I am a Louisianian. That may not mean much to you. To you, it may just be another way I identify myself, like having dark hair or being of a certain height. But for me, and for everyone else classified as a Louisianian, it means a lot more. It means we cheer relentlessly for a professional football team that had a losing streak a mile wide until we finally won a Superbowl. It means we don’t know what in the world to do when it snows. It means we eat crawfish and pralines, drink Community coffee and Abita beer, and put Tony Chachere’s on just about everything. (And for the record, we just call it “Tony’s”.) But most importantly, it means we understand rebuilding. We have to...we do it just about every year. When you live in a hurricane path, that’s just a risk you take. Louisianians are a resilient people.
I am also a Nashvillian. This week marks the anniversary of my move to Nashville. I spent 3 years in Philadelphia and never felt as at home as I do here in Nashville. As I sat in traffic yesterday on I-40 after dropping my mom off at the airport, I started thinking about the similarities between Baton Rouge and Nashville and why these two places have always felt like home to me.
Over the past several days, I have watched my new home become so much like my original home. As my mom and I sat glued to the tv on Saturday watching the weather forecasts, it started to sink in. This storm was serious. We had seen it so many times in our own hometown that we could reasonably predict what would happen. On Sunday, our greatest fears for the city became a reality. But we never imagined what would follow in the next several days. Home after home filled up with water, the city’s historic buildings were bathed in dirty floodwater and the tourist hubs began to disappear as the water crept up farther and farther. And still, the story barely made the national news. It was an all-too-familiar situation.
In late August of 2008, Hurricane Gustav ripped through Baton Rouge, destroying homes and businesses and cars and lives. Like Nashville in the wake of the flood, the media graciously donated fifteen minutes to the “sad situation” in Baton Rouge and it was just as quickly brushed aside in favor of other news. But for 8 days, the city sat without power. The trees that once lined the beautiful streets of the capital city still lined the streets, but in a much sadder and more chaotic fashion. Debris was strewn about, cars were crushed and homes were roofless.
And yet, no one knew. Just a few years before, Hurricane Katrina had garnered more than her share of airtime. But she was different...she came with an abundance of crime and hate and anger and blame. Little (but equally as devastating) brother Gustav packed no such punch. In the aftermath of Gustav, neighbors pulled together to help each other out and clean up their streets. Church groups went from neighborhood to neighborhood offering to pick up debris and clean yards and driveways. Mayor Kip Holden was relentless in his pursuit to restore our city to its place and encouraged residents to lend a hand wherever they could, whether it was with their time or their money. In just a matter of a few months, no trace of a hurricane was left.
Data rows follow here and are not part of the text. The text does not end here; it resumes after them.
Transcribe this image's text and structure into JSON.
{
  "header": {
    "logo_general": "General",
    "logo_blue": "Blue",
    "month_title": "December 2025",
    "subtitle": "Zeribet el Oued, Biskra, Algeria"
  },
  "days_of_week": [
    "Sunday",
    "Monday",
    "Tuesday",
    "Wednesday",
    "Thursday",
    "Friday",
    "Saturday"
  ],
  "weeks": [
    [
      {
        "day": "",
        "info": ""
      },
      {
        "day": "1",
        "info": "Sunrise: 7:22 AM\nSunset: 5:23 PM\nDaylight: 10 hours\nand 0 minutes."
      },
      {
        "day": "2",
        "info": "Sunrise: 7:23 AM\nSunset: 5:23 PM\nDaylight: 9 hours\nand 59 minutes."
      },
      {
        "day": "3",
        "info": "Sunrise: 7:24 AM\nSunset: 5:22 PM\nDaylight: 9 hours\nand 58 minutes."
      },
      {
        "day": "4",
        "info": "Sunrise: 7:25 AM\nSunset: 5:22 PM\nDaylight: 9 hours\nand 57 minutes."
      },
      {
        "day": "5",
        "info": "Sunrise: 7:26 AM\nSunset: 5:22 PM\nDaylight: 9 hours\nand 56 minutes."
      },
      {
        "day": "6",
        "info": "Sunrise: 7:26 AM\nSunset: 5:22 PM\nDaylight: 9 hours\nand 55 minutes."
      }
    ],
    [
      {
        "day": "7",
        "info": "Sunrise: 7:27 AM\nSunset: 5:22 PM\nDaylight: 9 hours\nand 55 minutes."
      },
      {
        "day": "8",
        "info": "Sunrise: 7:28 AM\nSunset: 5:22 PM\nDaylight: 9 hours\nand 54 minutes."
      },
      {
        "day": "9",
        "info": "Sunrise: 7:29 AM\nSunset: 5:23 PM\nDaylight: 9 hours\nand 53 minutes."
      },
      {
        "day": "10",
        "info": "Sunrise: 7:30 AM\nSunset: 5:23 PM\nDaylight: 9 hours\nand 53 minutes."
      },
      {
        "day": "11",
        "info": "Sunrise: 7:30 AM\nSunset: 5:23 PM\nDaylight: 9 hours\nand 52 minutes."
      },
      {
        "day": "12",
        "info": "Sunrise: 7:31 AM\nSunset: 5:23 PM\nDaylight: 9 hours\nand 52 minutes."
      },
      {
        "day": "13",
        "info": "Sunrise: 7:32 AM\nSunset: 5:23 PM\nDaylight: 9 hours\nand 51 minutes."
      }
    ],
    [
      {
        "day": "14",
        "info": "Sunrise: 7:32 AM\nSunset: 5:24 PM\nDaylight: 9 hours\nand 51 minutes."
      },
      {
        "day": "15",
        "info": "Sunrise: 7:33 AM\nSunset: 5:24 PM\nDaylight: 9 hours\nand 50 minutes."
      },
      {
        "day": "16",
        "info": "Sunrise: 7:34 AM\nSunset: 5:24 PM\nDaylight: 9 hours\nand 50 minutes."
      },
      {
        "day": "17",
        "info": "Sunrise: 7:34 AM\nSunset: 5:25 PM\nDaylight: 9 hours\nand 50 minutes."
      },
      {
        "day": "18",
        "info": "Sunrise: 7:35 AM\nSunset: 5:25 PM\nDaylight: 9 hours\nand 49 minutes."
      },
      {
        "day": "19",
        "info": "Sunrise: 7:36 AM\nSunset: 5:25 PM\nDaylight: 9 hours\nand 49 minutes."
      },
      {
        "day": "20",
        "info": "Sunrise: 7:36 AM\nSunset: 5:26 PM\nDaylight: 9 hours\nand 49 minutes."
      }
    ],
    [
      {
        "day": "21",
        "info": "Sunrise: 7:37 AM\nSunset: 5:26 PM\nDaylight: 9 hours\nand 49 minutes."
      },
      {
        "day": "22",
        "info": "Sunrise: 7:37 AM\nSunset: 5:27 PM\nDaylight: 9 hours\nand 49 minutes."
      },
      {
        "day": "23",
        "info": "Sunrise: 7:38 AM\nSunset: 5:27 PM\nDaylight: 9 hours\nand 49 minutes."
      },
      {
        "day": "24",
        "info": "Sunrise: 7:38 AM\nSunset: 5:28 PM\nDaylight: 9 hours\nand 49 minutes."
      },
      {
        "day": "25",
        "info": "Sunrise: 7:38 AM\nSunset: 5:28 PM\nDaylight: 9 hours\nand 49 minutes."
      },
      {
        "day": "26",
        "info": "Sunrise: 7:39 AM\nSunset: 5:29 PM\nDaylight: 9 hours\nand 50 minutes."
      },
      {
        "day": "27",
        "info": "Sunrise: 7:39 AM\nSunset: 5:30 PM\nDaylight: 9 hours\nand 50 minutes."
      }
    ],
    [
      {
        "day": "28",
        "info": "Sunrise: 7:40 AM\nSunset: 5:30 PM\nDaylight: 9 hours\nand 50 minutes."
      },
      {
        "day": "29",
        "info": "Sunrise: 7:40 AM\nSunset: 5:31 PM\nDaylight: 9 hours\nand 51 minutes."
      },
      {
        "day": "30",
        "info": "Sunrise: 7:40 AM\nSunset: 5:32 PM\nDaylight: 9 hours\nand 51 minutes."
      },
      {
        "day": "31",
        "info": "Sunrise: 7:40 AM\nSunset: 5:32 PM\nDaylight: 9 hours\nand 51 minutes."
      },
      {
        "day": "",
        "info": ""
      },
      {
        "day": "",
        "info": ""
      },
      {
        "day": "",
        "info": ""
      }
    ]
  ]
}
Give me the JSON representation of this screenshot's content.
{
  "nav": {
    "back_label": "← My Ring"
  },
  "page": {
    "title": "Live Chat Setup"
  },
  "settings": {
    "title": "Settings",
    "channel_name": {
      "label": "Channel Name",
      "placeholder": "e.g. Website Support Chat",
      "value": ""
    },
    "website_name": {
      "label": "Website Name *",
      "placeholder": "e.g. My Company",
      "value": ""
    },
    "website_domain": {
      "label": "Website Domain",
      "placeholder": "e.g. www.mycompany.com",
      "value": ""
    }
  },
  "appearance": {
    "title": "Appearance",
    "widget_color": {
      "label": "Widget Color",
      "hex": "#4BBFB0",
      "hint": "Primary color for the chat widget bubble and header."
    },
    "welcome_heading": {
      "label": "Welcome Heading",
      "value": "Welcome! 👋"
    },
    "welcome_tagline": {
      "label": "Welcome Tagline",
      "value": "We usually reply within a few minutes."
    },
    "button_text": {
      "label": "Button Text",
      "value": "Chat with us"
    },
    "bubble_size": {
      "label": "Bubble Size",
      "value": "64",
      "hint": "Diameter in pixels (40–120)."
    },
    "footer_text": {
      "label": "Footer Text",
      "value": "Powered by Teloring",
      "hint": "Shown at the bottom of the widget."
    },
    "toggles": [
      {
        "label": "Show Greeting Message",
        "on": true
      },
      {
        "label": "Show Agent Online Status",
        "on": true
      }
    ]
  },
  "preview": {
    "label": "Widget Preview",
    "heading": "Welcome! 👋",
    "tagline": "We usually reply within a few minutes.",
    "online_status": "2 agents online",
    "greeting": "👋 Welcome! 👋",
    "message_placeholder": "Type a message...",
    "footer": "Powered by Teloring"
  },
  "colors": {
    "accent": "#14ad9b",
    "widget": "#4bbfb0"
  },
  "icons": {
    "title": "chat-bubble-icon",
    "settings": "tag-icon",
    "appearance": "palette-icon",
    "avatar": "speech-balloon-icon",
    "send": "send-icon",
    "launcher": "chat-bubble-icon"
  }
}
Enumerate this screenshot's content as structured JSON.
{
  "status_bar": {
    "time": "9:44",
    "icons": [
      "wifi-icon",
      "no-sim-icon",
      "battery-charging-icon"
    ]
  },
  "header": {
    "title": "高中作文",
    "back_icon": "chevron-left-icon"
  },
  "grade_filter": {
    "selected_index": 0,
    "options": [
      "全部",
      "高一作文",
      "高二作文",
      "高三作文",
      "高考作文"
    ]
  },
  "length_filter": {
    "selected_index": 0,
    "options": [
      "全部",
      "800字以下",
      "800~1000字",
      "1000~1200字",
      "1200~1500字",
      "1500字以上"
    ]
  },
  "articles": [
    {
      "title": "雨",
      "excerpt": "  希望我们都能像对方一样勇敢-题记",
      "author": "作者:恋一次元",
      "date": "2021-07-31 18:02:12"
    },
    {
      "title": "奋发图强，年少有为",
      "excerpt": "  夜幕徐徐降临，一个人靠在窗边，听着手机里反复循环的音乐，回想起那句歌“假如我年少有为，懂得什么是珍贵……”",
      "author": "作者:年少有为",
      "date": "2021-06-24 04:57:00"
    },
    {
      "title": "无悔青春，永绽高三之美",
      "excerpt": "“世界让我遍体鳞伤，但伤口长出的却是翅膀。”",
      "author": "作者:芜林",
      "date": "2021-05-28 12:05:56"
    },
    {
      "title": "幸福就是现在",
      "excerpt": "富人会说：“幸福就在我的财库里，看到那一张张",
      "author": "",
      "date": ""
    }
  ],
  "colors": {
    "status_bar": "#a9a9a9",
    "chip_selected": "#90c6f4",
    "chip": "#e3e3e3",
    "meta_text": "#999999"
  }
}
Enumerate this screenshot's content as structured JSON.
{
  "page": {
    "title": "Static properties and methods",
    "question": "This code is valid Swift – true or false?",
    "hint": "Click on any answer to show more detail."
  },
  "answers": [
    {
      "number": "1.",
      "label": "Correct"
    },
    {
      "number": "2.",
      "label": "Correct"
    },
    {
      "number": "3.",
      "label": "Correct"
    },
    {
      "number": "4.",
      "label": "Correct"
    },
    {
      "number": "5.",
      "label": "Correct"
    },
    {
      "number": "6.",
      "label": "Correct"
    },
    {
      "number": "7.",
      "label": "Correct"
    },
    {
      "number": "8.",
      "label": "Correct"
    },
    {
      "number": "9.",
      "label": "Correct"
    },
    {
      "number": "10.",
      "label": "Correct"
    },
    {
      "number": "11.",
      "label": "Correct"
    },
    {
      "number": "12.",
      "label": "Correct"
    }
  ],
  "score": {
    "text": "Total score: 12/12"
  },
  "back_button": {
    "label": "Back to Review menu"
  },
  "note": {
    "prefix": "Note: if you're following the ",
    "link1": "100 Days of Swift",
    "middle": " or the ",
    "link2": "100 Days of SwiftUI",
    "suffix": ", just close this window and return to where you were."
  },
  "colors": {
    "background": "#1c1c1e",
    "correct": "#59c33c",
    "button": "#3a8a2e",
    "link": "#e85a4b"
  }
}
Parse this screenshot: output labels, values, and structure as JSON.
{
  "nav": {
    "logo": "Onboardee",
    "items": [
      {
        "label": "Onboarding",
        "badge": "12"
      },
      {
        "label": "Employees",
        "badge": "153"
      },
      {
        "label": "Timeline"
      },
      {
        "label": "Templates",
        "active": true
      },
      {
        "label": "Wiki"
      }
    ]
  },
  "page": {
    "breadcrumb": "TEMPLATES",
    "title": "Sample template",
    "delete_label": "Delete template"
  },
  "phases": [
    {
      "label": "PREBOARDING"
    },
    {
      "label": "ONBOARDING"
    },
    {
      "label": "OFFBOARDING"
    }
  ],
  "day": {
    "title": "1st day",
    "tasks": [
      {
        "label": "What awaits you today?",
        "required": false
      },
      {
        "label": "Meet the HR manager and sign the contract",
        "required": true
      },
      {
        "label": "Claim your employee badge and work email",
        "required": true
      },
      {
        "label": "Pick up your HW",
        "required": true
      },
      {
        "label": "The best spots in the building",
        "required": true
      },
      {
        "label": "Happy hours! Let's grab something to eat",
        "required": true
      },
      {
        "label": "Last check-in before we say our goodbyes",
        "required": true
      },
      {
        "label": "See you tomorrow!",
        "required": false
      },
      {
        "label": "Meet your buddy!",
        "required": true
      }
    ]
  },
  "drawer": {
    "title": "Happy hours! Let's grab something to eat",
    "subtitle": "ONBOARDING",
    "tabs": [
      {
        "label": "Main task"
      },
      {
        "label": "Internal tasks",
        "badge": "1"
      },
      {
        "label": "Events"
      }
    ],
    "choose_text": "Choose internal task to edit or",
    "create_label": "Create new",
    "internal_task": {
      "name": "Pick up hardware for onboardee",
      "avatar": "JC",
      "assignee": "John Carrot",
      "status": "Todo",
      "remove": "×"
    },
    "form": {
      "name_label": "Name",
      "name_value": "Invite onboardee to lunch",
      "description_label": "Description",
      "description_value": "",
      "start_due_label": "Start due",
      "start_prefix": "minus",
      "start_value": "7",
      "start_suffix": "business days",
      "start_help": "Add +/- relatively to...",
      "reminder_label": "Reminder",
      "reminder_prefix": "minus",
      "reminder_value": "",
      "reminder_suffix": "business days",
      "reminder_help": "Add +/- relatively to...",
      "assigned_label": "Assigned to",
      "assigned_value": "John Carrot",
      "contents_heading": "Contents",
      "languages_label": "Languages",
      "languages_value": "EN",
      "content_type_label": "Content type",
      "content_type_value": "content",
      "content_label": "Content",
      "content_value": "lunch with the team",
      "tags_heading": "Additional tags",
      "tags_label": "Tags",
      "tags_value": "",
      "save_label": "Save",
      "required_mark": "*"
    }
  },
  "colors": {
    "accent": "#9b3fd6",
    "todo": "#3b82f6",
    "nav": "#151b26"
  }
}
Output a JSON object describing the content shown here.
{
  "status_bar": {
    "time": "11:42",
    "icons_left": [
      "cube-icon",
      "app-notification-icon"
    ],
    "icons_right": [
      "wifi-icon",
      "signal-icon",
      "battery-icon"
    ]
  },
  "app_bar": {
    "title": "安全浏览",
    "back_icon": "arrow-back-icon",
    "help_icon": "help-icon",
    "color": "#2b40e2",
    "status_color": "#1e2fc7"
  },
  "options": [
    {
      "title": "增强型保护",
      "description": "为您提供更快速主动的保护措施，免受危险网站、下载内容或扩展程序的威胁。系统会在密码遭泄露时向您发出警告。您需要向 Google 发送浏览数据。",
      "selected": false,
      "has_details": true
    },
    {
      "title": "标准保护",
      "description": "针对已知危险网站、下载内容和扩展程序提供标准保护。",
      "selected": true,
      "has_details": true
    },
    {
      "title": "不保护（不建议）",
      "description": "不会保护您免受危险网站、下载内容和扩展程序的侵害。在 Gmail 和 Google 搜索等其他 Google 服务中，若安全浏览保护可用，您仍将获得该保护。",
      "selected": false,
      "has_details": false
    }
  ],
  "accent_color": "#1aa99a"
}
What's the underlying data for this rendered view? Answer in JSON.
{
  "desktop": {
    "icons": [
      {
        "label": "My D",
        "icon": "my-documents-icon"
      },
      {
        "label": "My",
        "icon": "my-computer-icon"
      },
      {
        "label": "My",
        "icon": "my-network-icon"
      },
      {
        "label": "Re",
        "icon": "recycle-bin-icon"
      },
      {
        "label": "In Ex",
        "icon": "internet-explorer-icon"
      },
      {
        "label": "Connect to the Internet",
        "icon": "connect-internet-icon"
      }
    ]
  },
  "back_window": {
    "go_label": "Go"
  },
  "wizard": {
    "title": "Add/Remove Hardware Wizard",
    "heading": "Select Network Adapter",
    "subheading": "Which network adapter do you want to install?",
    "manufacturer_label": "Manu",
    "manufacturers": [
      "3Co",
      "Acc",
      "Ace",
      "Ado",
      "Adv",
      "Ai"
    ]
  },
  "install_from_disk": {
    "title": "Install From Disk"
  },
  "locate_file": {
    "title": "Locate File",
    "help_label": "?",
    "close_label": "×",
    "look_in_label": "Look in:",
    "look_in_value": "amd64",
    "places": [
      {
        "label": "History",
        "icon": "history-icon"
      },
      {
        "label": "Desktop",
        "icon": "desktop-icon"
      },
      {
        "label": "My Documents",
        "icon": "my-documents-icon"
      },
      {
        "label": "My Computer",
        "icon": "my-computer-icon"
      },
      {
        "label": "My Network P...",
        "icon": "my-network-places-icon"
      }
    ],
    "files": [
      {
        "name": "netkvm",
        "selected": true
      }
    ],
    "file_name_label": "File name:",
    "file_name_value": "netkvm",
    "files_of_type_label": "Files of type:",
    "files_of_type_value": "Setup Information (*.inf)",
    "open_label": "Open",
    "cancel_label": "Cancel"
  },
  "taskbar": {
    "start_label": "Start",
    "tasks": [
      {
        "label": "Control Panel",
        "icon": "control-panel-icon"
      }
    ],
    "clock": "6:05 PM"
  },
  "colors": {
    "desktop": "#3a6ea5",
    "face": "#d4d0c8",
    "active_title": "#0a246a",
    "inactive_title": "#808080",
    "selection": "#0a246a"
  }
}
In the days since the flooding, I have seen Nashville pull together in that same exact manner. Just as Baton Rouge clung to the motto “We are BR”, Nashville is living up to “We are Nashville,” and with such radiance! This part, too, is familiar. Neighbors are helping neighbors, church groups are sending out volunteers in droves and Mayor Karl Dean is leading the charge to restore his city. There is very little crime resulting from the flood and no one is whining. People are just doing the only thing they know to do, supporting one another. Perhaps that’s why the national media is only just now picking up the story the way they should.
People helping themselves doesn’t garner big ratings. Communities pulling together to accomplish more in a day than major agencies accomplish in weeks doesn’t sell. Picking up the pieces and moving on doesn’t make the front page. But cities that repair themselves and hold their heads high come back. And they come back better than ever.
In his inaugural speech in 2007, Mayor Dean said "Nashville needs to be a city for families." Well, Mayor Dean, Nashville is a city for families, but its also a city of families. This isn’t just a city, it is a community. It is a family.
My heart aches for the people facing loss and devastation. But I am also filled with a sense of immense hope that we will all pull through this because of the faith this city has in God, in itself and in its people. My favorite quote is quite possibly more relevant now than ever before.
“When you come to the end of all the light you know and are forced to step off into the darkness, faith is knowing that one of two things will happen: Either there will be something solid for you to stand on or you will be given wings and taught to fly.”
Faith is knowing we will recover. So go ahead Nashville, spread your wings. Fly.
13 hours ago